WHAT YOU NEED TO DO =>
What is needed is an exact copy of the entries below, with every picture left out.

Top of THE DATA

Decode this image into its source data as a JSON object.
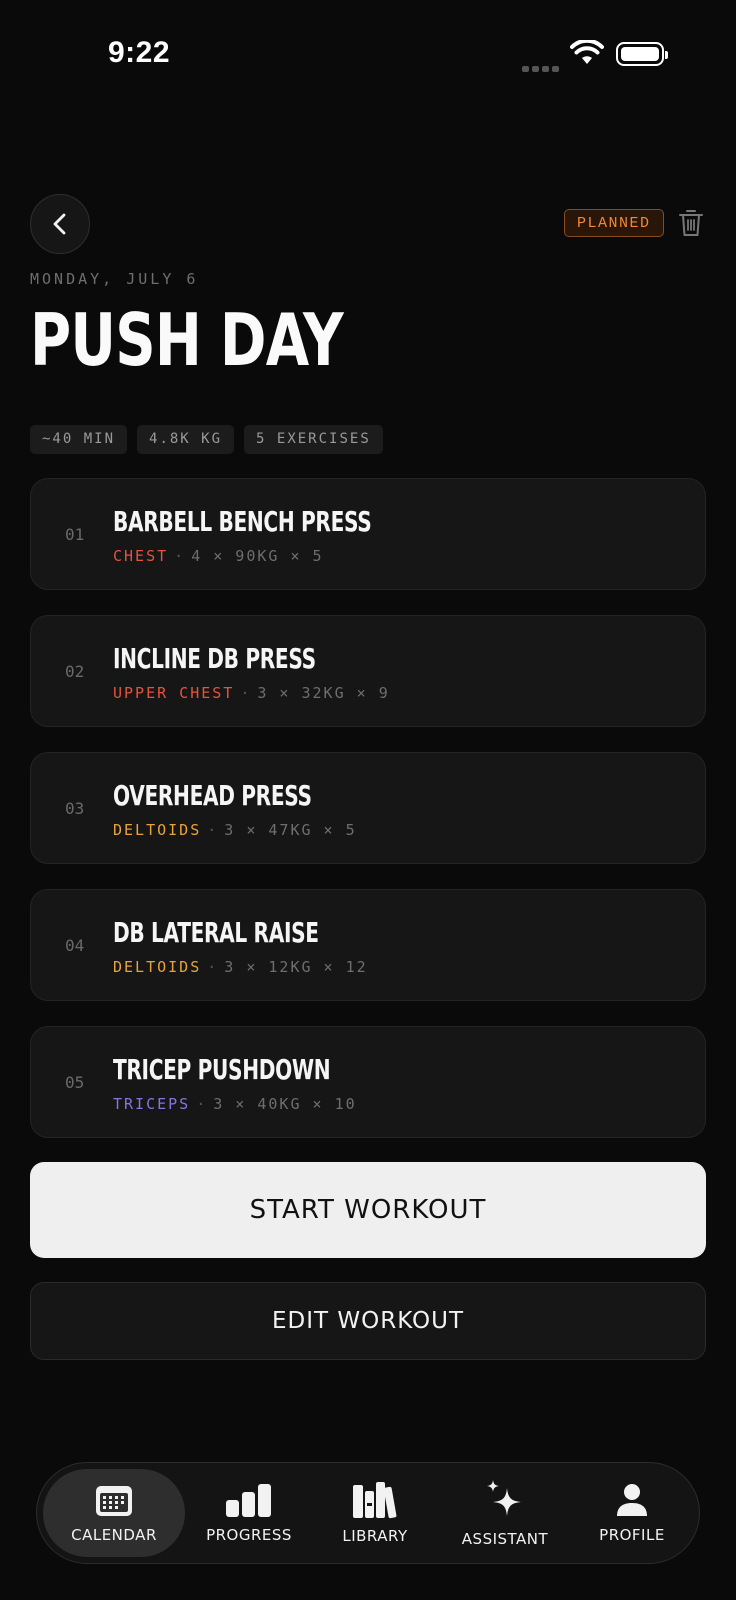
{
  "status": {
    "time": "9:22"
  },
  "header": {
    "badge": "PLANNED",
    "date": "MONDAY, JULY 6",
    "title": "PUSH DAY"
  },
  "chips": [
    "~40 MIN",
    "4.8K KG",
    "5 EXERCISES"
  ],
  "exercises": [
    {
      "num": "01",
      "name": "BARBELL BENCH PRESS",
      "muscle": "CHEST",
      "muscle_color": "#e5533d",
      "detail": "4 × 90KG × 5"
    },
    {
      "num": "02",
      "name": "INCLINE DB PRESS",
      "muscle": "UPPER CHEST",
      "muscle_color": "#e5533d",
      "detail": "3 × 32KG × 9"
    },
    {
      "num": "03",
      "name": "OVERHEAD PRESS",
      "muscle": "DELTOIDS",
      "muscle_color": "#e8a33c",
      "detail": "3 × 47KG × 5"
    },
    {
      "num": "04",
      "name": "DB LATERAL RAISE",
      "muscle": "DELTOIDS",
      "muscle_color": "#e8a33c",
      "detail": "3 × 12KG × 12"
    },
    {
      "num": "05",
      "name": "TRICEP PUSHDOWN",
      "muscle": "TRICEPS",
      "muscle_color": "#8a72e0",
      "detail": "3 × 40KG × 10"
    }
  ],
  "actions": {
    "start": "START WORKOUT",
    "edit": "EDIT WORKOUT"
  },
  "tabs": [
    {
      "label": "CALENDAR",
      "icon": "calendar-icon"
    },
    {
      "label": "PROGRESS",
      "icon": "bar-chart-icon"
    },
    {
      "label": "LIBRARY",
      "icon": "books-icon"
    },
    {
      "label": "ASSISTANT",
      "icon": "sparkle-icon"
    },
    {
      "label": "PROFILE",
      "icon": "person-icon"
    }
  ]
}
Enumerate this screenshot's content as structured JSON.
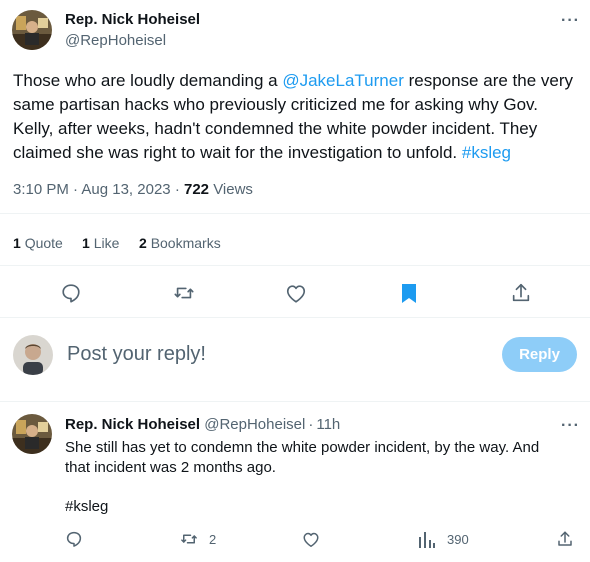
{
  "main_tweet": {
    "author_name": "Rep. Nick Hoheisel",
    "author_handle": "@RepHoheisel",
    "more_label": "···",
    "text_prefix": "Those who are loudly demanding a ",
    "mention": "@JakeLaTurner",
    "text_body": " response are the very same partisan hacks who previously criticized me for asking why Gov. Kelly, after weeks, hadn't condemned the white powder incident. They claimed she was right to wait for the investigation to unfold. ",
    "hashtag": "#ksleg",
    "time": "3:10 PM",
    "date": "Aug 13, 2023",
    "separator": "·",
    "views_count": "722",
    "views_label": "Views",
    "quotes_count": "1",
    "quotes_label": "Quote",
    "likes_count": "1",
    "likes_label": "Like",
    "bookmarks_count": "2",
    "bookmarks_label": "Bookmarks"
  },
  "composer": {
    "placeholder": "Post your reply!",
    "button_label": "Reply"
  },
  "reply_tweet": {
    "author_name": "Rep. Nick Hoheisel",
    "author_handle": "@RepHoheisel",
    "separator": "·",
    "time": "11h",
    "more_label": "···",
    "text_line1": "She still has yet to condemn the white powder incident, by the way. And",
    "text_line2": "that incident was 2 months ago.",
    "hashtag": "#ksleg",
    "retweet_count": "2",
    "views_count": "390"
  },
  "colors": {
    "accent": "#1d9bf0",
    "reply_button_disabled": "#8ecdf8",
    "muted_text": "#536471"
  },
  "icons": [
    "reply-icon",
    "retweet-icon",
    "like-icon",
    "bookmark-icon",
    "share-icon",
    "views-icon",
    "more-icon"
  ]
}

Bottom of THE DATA

ANSWER SECTION =>
Decode this image into its source data as a JSON object.
{
  "status": {
    "time": "9:22"
  },
  "header": {
    "badge": "PLANNED",
    "date": "MONDAY, JULY 6",
    "title": "PUSH DAY"
  },
  "chips": [
    "~40 MIN",
    "4.8K KG",
    "5 EXERCISES"
  ],
  "exercises": [
    {
      "num": "01",
      "name": "BARBELL BENCH PRESS",
      "muscle": "CHEST",
      "muscle_color": "#e5533d",
      "detail": "4 × 90KG × 5"
    },
    {
      "num": "02",
      "name": "INCLINE DB PRESS",
      "muscle": "UPPER CHEST",
      "muscle_color": "#e5533d",
      "detail": "3 × 32KG × 9"
    },
    {
      "num": "03",
      "name": "OVERHEAD PRESS",
      "muscle": "DELTOIDS",
      "muscle_color": "#e8a33c",
      "detail": "3 × 47KG × 5"
    },
    {
      "num": "04",
      "name": "DB LATERAL RAISE",
      "muscle": "DELTOIDS",
      "muscle_color": "#e8a33c",
      "detail": "3 × 12KG × 12"
    },
    {
      "num": "05",
      "name": "TRICEP PUSHDOWN",
      "muscle": "TRICEPS",
      "muscle_color": "#8a72e0",
      "detail": "3 × 40KG × 10"
    }
  ],
  "actions": {
    "start": "START WORKOUT",
    "edit": "EDIT WORKOUT"
  },
  "tabs": [
    {
      "label": "CALENDAR",
      "icon": "calendar-icon"
    },
    {
      "label": "PROGRESS",
      "icon": "bar-chart-icon"
    },
    {
      "label": "LIBRARY",
      "icon": "books-icon"
    },
    {
      "label": "ASSISTANT",
      "icon": "sparkle-icon"
    },
    {
      "label": "PROFILE",
      "icon": "person-icon"
    }
  ]
}
Enumerate this screenshot's content as structured JSON.
{
  "main_tweet": {
    "author_name": "Rep. Nick Hoheisel",
    "author_handle": "@RepHoheisel",
    "more_label": "···",
    "text_prefix": "Those who are loudly demanding a ",
    "mention": "@JakeLaTurner",
    "text_body": " response are the very same partisan hacks who previously criticized me for asking why Gov. Kelly, after weeks, hadn't condemned the white powder incident. They claimed she was right to wait for the investigation to unfold. ",
    "hashtag": "#ksleg",
    "time": "3:10 PM",
    "date": "Aug 13, 2023",
    "separator": "·",
    "views_count": "722",
    "views_label": "Views",
    "quotes_count": "1",
    "quotes_label": "Quote",
    "likes_count": "1",
    "likes_label": "Like",
    "bookmarks_count": "2",
    "bookmarks_label": "Bookmarks"
  },
  "composer": {
    "placeholder": "Post your reply!",
    "button_label": "Reply"
  },
  "reply_tweet": {
    "author_name": "Rep. Nick Hoheisel",
    "author_handle": "@RepHoheisel",
    "separator": "·",
    "time": "11h",
    "more_label": "···",
    "text_line1": "She still has yet to condemn the white powder incident, by the way. And",
    "text_line2": "that incident was 2 months ago.",
    "hashtag": "#ksleg",
    "retweet_count": "2",
    "views_count": "390"
  },
  "colors": {
    "accent": "#1d9bf0",
    "reply_button_disabled": "#8ecdf8",
    "muted_text": "#536471"
  },
  "icons": [
    "reply-icon",
    "retweet-icon",
    "like-icon",
    "bookmark-icon",
    "share-icon",
    "views-icon",
    "more-icon"
  ]
}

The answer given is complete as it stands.